- **Task**: Please return the lines of the data that contain "pelo".
--- Excerpted records Enclosed Below ---
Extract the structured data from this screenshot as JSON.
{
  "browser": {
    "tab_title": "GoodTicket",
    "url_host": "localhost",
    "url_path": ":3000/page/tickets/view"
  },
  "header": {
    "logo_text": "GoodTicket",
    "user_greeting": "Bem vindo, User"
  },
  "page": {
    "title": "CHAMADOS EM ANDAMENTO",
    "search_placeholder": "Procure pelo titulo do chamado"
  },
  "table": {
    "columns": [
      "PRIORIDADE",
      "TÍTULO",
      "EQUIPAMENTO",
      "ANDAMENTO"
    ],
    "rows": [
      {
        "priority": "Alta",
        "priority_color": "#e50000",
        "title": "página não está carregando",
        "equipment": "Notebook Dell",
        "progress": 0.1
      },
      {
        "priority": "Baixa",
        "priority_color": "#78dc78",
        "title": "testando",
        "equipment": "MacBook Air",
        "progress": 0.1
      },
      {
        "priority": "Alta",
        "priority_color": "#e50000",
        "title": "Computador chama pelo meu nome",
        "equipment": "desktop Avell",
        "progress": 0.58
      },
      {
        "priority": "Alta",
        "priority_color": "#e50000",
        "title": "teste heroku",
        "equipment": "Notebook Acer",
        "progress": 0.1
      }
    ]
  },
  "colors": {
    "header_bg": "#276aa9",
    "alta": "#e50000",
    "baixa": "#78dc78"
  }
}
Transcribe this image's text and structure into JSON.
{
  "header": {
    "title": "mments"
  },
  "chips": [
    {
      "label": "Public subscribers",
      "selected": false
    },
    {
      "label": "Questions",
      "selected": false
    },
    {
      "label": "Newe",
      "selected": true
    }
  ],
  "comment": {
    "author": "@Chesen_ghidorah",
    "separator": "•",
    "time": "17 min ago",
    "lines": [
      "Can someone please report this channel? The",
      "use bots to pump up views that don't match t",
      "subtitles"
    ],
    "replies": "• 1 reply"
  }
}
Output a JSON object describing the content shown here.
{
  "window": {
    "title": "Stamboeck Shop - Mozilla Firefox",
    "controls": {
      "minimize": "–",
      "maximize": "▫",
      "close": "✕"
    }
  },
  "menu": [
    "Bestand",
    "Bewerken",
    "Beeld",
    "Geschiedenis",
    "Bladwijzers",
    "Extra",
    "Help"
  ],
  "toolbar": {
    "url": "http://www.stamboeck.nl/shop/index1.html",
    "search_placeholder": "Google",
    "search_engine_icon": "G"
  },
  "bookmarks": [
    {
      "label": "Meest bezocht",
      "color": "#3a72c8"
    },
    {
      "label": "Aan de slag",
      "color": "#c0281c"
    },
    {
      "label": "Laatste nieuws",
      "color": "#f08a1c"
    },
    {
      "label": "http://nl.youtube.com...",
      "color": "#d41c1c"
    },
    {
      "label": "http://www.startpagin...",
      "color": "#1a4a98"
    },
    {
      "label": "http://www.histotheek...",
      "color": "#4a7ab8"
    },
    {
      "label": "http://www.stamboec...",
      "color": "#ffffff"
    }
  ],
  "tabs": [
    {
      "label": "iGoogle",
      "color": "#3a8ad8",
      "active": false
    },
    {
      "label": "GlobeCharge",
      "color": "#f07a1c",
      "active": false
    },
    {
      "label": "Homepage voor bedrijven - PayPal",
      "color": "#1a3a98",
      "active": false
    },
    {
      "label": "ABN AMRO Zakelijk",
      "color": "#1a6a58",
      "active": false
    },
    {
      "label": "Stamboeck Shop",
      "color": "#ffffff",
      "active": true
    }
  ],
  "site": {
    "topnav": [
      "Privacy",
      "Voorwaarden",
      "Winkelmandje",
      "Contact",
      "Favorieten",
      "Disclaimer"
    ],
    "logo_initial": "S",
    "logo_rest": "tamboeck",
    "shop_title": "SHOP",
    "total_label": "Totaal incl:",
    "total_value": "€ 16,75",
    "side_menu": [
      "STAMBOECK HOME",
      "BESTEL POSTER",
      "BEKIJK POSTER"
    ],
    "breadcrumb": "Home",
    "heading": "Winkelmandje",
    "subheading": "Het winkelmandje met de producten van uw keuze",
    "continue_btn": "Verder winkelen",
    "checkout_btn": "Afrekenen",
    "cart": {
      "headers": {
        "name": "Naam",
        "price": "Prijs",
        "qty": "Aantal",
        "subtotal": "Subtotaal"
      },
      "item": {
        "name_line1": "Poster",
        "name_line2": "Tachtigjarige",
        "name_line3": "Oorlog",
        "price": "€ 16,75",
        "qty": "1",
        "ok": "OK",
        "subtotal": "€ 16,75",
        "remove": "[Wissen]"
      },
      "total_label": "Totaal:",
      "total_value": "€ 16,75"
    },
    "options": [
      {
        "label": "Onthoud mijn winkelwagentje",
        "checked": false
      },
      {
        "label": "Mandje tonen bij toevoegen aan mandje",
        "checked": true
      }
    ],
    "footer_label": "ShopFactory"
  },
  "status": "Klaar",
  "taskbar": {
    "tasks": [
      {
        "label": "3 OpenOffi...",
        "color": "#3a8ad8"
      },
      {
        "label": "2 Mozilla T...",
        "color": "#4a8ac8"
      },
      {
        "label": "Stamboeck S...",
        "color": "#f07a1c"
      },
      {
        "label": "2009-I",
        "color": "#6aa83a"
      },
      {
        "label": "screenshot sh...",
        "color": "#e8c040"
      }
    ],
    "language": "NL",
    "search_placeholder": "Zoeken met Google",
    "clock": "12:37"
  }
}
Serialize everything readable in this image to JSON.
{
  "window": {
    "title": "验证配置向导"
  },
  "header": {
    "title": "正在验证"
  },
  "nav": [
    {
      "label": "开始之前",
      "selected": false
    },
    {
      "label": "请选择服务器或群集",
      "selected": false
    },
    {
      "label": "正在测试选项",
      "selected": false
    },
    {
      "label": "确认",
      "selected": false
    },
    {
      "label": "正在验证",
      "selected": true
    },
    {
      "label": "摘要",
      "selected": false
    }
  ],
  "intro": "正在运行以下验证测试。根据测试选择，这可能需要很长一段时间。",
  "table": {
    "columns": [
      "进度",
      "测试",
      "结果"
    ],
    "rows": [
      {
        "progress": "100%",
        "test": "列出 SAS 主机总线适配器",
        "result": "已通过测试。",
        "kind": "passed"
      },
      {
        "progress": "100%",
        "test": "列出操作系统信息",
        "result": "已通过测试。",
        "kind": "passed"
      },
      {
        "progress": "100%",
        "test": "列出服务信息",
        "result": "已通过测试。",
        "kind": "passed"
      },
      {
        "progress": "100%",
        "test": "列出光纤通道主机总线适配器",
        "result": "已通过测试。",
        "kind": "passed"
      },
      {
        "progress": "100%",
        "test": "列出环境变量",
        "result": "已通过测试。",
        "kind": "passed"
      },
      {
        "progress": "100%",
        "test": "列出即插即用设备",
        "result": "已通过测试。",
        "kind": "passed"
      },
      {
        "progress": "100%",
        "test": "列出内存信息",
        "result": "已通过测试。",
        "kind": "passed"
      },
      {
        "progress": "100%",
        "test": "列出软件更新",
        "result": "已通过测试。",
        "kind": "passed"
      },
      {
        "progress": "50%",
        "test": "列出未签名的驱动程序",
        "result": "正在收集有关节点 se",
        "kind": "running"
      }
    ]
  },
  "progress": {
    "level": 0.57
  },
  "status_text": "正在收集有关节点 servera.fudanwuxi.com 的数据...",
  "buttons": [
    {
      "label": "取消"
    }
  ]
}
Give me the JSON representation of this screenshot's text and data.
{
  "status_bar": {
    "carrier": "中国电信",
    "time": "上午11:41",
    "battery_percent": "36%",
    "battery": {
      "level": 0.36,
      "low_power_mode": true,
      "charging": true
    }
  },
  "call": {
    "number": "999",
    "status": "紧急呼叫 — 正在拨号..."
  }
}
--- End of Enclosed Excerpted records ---
- **Response to the exercise**:
    "search_placeholder": "Procure pelo titulo do chamado"
        "title": "Computador chama pelo meu nome",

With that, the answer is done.